“Kenny said he felt it was very important to reinvent himself several times. And I left there thinking about where I wanted to go as an artist,” said Lawrence, who “decided it was time to step up and push the envelope a little bit, and try to get a little bit more contemporary, and to challenge myself vocally as an artist.” Out went the neo-traditionalist approach and in came a determination “to try to get into the groove with a lot of the stuff that’s happening out there. I have a new single called ‘Footsteps on the Moon’ that was motivated by ‘Drops of Jupiter’ from Train. So this album is gonna be different from anything you’ve heard from me before.”
For Swift, it might seem too early to be talking new albums, since it’s only been seven months since Red came out, which she’ll be touring behind into next year.
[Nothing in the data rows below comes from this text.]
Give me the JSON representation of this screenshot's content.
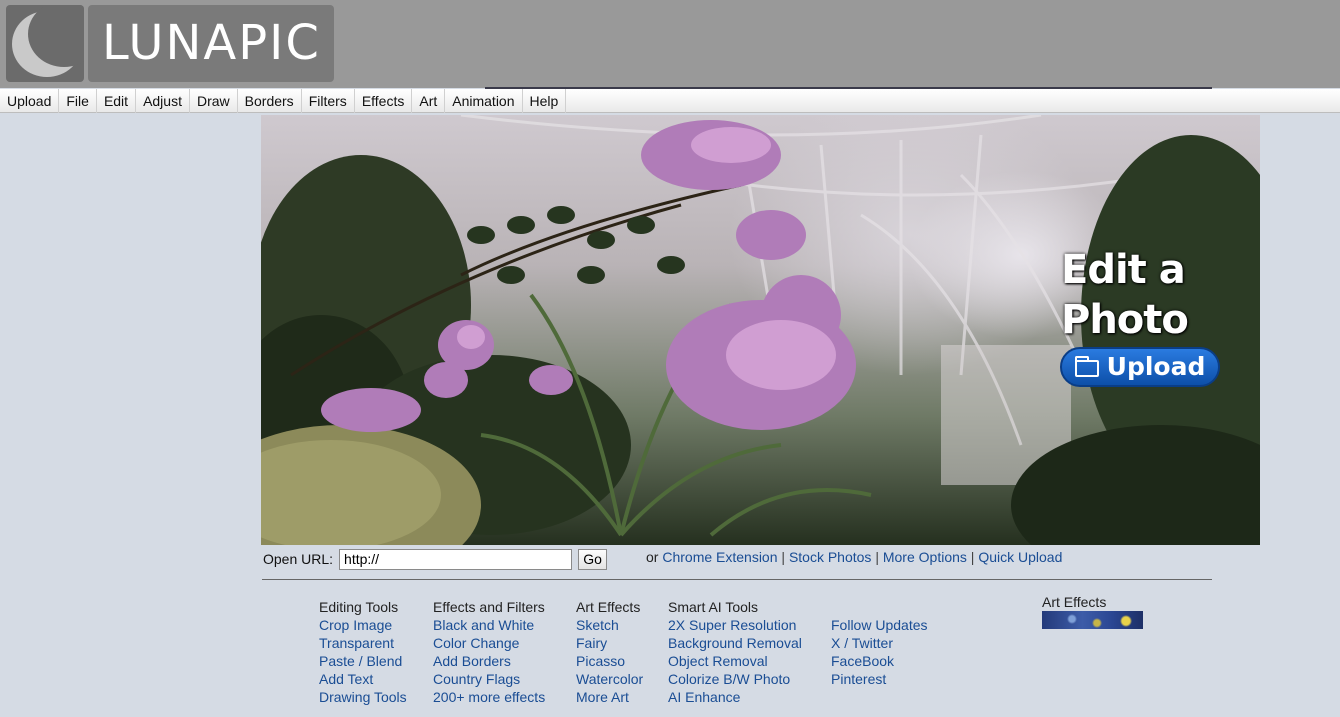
{
  "header": {
    "logo_text": "LUNAPIC"
  },
  "menu": [
    "Upload",
    "File",
    "Edit",
    "Adjust",
    "Draw",
    "Borders",
    "Filters",
    "Effects",
    "Art",
    "Animation",
    "Help"
  ],
  "hero": {
    "title": "Edit a Photo",
    "upload_label": "Upload"
  },
  "url": {
    "label": "Open URL:",
    "value": "http://",
    "go_label": "Go"
  },
  "links": {
    "prefix": "or",
    "items": [
      "Chrome Extension",
      "Stock Photos",
      "More Options",
      "Quick Upload"
    ],
    "separator": "|"
  },
  "columns": [
    {
      "heading": "Editing Tools",
      "items": [
        "Crop Image",
        "Transparent",
        "Paste / Blend",
        "Add Text",
        "Drawing Tools"
      ]
    },
    {
      "heading": "Effects and Filters",
      "items": [
        "Black and White",
        "Color Change",
        "Add Borders",
        "Country Flags",
        "200+ more effects"
      ]
    },
    {
      "heading": "Art Effects",
      "items": [
        "Sketch",
        "Fairy",
        "Picasso",
        "Watercolor",
        "More Art"
      ]
    },
    {
      "heading": "Smart AI Tools",
      "items": [
        "2X Super Resolution",
        "Background Removal",
        "Object Removal",
        "Colorize B/W Photo",
        "AI Enhance"
      ]
    },
    {
      "heading": "",
      "items": [
        "Follow Updates",
        "X / Twitter",
        "FaceBook",
        "Pinterest"
      ]
    }
  ],
  "art_box": {
    "label": "Art Effects"
  }
}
But she’s already thinking about what will almost inevitably be her biannual release in October or November of 2014.
“All the anxiety is starting, and when the anxiety starts, then the writing happens right afterward, usually,” Swift said. “I like to write for about two years before I’m finished with an album, because at this point I kind of know that whatever I write in the first year is gonna get thrown away, because I’m gonna like it but it’s gonna sound a little bit like the last project I had. And then the second year usually ends up sounding like the next project. So at this point I feel like staying the same is the easy way to go, but it’s not the way that I want to go creatively. I think you need to challenge yourself. I think you need to change up your influences. I think you need to be inspired by different things than you’ve been inspired by before. And it’s harder to call up people you don’t know and work with them for the first time. It’s hard to think up topics you haven’t covered and think of new ways to say old emotions that everyone feels. But that’s the goal at this point. I think one of the things that I’m happiest with in the last year is the acceptance level in country music for me experimenting and for me trying to evolve and challenge myself musically. Because I think it’s never felt better to be on that stage performing now that everyone’s been so welcoming of change.”
The CMA Festival as it stands today is a very Swiftian affair. We don’t think Hank or even Garth done it this way.
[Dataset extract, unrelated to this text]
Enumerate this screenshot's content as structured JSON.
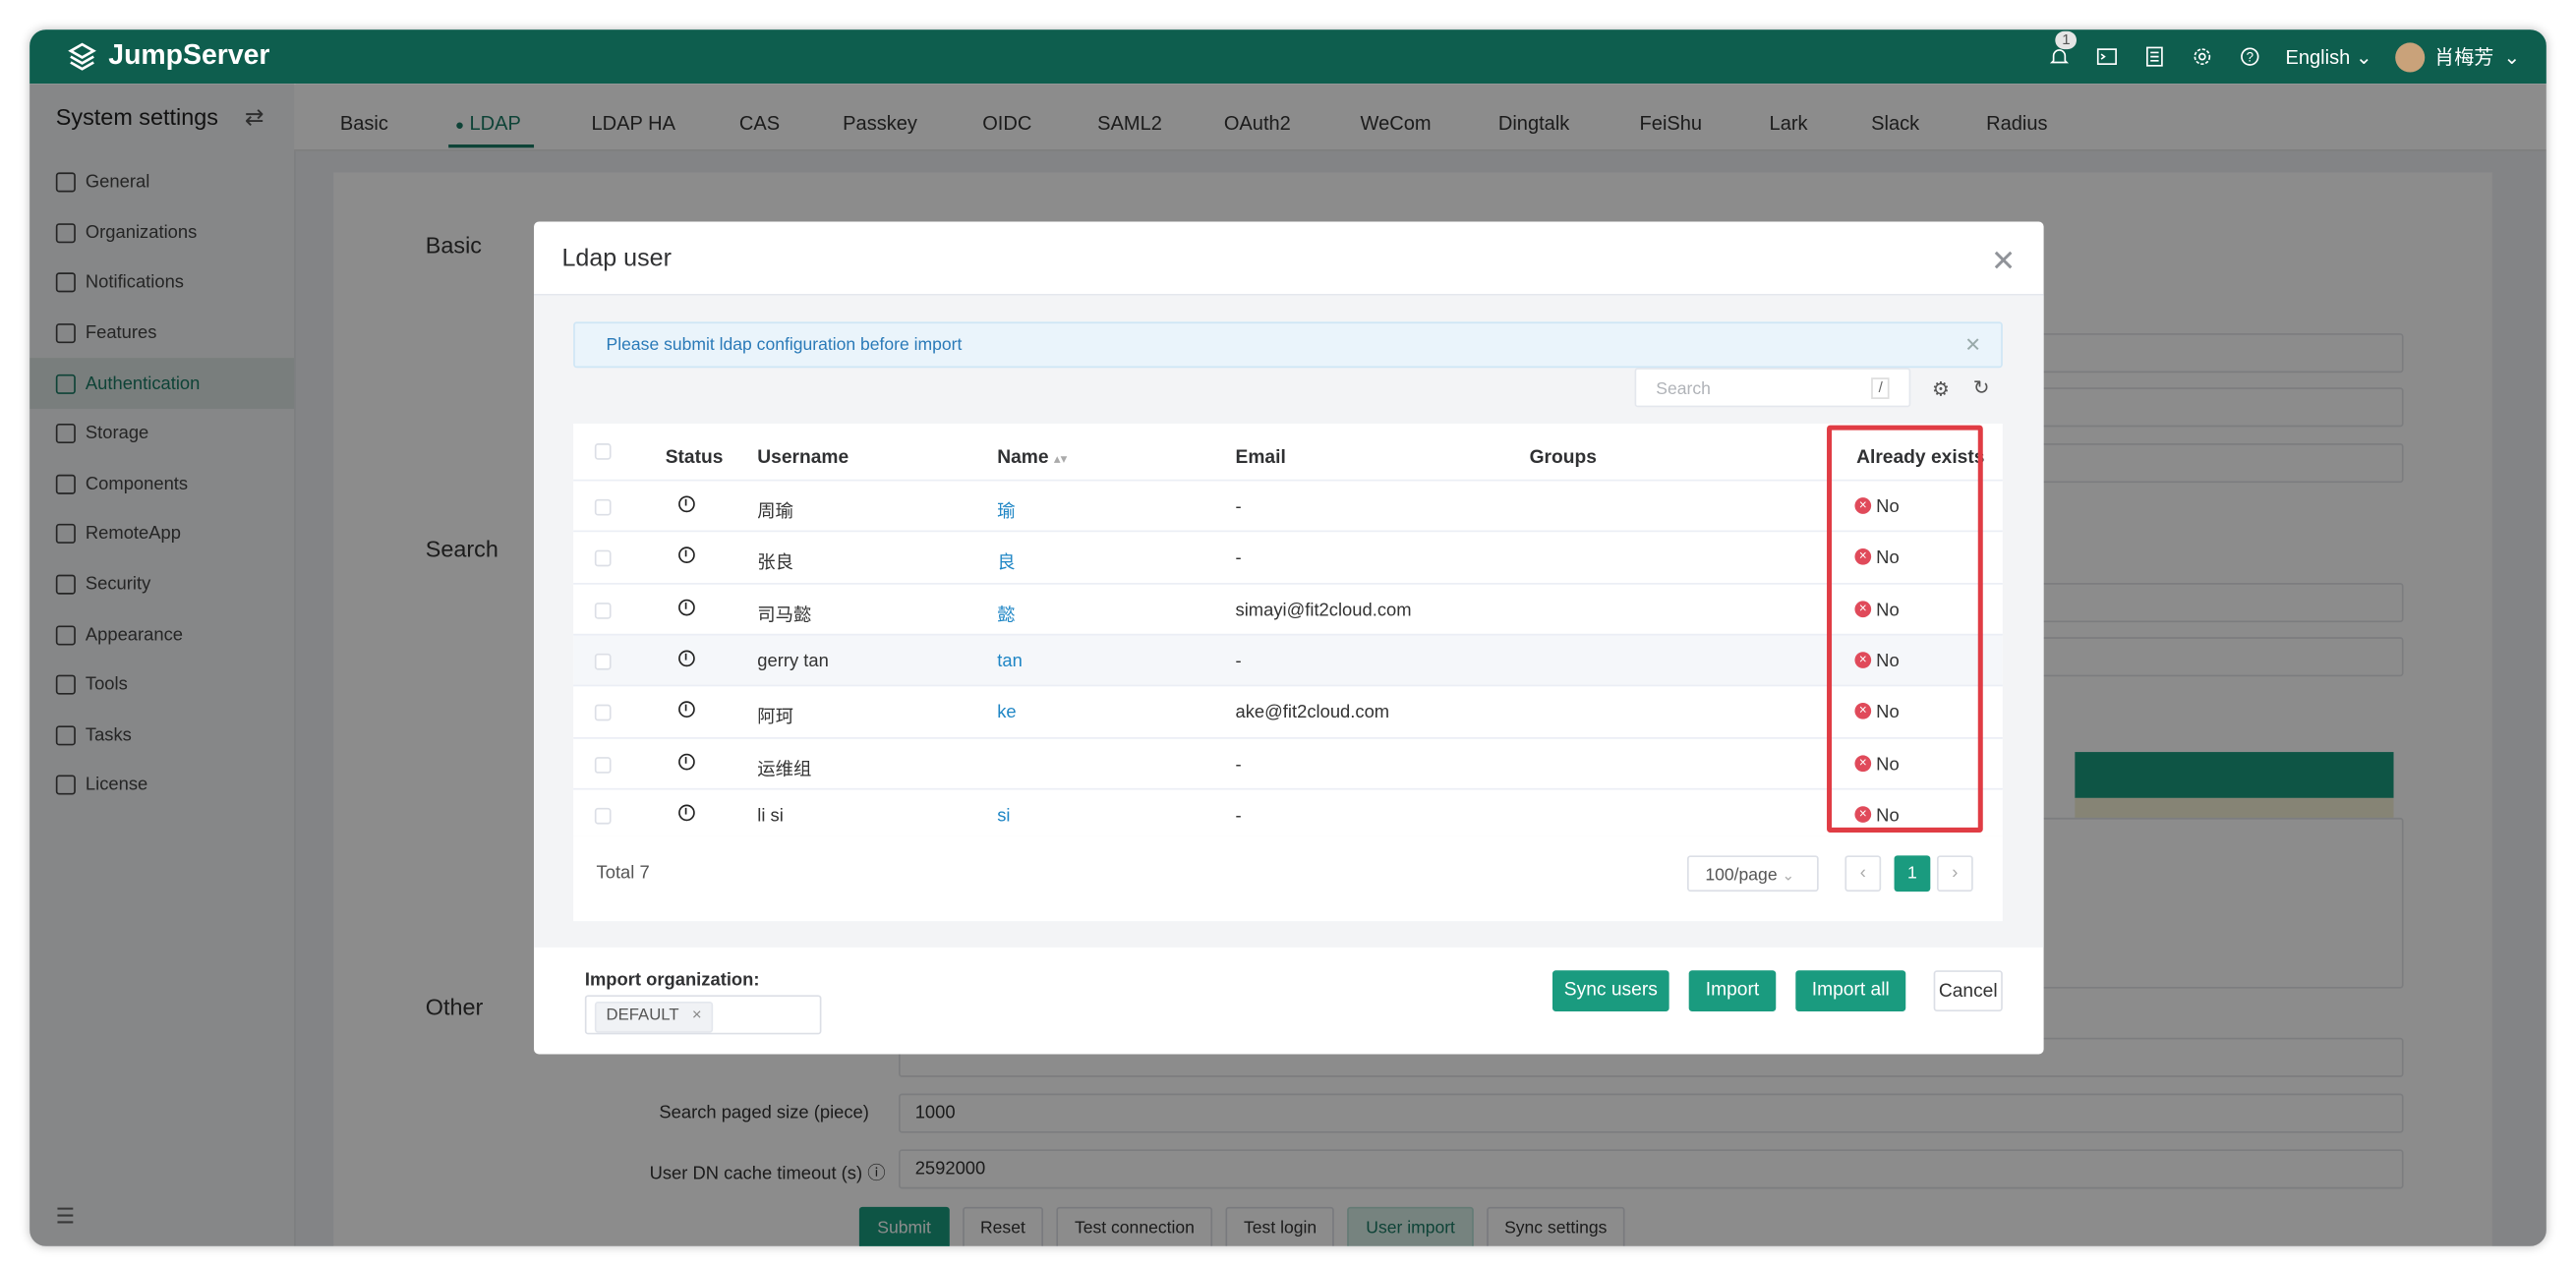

“Back in the day, it had a kind of a quaint charm to it,” Tracy Lawrence said. “It was at the fairgrounds, and it was a little bit hillbilly-er and hokier. This has turned into a citywide marquee event for Nashville as a city. You come in as a fan and there’s music all over town. The nightly events here at LP Field are obviously the pinnacle of the day for everyone. The (new) convention center is gonna blow people away. They’ve done a great job of providing more hotels and bringing in the infrastructure, and making it where the people have the accommodations they need to handle a hundred thousand people. It’s grown to a place I don’t think any of us could have fathomed 20 years ago.”
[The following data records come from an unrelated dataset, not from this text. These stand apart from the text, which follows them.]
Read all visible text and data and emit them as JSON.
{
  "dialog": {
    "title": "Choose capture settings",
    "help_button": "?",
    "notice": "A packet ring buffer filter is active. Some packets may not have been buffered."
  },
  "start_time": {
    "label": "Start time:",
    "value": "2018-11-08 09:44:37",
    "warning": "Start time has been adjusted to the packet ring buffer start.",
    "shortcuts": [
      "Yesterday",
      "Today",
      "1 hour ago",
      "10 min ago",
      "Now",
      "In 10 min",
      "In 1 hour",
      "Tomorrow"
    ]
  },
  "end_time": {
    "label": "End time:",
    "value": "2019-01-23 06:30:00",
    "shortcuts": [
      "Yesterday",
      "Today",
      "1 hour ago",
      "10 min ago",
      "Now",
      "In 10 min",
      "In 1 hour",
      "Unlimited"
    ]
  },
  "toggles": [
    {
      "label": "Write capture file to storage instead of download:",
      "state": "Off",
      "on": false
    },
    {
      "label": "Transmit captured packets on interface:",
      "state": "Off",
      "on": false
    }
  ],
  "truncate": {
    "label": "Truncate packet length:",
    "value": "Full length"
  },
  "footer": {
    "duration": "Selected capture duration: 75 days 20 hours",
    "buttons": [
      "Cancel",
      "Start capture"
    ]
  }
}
Our Country will keep you updated with CMA Festival news through the weekend…